#### GOAL OF THE EXERCISE:
Report every line from the following entries that contains the string "date".

#### Dataset rows describing interfaces:
# # #
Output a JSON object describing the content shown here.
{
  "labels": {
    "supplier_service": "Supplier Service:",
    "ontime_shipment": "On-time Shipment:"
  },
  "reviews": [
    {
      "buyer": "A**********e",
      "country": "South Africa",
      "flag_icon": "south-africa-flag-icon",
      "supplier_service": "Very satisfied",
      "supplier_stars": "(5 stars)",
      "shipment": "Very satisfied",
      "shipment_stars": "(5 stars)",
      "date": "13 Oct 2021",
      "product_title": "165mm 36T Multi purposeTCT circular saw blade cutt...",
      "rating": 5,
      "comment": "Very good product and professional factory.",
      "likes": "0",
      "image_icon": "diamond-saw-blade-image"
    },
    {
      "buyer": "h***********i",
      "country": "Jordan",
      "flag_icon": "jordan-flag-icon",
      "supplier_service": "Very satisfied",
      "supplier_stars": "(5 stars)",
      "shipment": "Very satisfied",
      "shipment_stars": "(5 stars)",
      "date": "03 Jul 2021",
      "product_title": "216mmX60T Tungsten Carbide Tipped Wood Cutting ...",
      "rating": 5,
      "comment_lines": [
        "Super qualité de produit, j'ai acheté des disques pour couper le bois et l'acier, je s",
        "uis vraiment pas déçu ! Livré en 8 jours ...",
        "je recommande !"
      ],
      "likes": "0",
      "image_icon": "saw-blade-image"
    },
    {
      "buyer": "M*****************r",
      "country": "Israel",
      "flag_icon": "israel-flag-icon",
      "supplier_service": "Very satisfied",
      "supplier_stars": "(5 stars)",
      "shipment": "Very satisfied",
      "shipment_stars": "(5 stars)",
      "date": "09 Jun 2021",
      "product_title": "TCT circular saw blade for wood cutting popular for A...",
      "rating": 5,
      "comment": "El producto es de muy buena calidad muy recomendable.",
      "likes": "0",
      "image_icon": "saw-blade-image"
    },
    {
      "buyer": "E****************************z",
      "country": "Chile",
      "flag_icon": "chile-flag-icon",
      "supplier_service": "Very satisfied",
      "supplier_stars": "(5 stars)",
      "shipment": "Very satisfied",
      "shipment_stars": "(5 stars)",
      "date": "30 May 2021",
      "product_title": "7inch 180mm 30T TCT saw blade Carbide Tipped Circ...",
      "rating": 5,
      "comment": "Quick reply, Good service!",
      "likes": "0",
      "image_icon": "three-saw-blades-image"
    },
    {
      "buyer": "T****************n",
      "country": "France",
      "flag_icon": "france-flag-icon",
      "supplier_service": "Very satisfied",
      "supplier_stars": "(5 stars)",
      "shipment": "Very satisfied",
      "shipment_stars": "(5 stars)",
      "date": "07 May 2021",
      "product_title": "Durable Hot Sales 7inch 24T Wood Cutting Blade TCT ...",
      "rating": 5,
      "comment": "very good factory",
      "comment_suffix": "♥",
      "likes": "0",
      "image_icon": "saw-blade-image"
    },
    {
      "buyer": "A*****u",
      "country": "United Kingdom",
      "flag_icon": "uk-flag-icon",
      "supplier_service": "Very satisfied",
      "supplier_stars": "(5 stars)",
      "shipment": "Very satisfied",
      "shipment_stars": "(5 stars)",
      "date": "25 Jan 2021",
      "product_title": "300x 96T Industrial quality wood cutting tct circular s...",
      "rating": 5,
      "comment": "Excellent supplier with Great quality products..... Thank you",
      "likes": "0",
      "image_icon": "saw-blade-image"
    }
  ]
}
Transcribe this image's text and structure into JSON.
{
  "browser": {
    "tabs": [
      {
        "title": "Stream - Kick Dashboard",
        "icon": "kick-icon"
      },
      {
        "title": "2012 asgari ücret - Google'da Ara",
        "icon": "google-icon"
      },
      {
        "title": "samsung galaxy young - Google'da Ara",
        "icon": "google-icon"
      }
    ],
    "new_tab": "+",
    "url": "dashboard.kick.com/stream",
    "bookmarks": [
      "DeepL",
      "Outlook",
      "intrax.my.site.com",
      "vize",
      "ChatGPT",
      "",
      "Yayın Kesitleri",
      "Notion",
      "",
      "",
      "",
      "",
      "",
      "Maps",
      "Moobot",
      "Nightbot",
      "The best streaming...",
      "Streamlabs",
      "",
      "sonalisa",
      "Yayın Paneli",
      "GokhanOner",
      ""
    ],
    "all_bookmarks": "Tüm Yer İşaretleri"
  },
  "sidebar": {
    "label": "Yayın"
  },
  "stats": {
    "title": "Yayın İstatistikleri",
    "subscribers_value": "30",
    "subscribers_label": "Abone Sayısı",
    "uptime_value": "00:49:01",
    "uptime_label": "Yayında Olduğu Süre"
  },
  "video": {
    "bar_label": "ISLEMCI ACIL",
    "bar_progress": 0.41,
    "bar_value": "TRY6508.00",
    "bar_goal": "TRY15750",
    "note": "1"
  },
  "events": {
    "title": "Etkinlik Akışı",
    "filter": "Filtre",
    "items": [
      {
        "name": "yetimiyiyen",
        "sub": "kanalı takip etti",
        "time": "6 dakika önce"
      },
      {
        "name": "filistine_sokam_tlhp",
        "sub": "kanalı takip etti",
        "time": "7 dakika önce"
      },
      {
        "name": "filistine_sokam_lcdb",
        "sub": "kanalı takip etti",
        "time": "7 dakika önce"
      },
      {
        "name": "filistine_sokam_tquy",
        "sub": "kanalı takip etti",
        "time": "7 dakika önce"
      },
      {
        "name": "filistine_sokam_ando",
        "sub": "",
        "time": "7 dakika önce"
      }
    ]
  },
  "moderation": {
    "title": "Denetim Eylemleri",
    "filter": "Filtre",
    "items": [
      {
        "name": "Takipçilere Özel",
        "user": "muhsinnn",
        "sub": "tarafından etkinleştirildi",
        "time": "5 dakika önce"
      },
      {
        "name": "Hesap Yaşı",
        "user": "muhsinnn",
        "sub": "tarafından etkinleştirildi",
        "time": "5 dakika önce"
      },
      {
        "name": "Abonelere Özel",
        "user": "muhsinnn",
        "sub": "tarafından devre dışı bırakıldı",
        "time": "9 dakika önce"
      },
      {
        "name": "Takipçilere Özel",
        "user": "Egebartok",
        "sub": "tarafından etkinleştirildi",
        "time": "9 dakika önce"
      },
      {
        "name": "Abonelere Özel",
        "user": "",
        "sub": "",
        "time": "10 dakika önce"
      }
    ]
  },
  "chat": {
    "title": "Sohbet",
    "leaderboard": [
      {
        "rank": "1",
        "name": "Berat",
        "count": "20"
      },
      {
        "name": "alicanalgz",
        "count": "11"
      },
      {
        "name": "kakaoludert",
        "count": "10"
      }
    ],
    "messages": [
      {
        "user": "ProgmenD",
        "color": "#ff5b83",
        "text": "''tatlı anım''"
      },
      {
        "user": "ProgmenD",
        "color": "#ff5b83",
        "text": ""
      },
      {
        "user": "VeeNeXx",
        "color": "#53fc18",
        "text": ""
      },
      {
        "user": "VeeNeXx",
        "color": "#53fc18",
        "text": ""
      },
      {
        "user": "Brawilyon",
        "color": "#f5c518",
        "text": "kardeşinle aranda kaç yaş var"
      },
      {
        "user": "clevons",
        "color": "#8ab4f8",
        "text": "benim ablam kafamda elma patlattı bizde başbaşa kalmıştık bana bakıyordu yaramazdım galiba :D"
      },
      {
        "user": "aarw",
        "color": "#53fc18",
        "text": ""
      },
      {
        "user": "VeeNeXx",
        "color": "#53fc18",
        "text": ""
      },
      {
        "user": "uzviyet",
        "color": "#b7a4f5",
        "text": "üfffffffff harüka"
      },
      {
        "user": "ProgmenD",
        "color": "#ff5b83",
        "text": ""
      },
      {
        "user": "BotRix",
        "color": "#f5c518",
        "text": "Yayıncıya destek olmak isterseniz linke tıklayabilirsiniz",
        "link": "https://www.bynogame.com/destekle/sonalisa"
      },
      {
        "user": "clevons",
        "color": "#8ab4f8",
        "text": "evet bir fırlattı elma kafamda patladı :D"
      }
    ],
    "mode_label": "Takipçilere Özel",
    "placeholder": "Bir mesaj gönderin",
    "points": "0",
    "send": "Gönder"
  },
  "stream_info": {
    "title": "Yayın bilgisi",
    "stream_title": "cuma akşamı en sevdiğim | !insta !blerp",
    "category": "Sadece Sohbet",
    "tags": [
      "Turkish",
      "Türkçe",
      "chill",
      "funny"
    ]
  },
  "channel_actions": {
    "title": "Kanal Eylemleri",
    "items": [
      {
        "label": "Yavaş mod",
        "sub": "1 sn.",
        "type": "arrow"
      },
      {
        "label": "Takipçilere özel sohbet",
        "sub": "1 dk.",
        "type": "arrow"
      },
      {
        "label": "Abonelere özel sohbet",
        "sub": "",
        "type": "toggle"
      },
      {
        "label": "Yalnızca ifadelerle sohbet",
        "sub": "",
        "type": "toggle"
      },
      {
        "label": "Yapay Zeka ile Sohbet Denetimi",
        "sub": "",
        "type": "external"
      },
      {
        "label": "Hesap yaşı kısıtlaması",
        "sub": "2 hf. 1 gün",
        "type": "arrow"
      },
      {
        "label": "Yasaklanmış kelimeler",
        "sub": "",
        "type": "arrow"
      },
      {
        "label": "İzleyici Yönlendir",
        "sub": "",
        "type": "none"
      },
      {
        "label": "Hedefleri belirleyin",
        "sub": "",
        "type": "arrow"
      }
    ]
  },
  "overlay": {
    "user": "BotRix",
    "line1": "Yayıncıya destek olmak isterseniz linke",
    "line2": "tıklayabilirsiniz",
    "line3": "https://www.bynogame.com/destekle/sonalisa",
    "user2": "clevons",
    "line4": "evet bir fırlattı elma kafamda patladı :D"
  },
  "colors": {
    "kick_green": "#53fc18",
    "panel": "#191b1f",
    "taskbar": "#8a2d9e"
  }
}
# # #
#### SOLUTION:
      "date": "13 Oct 2021",
      "date": "03 Jul 2021",
      "date": "09 Jun 2021",
      "date": "30 May 2021",
      "date": "07 May 2021",
      "date": "25 Jan 2021",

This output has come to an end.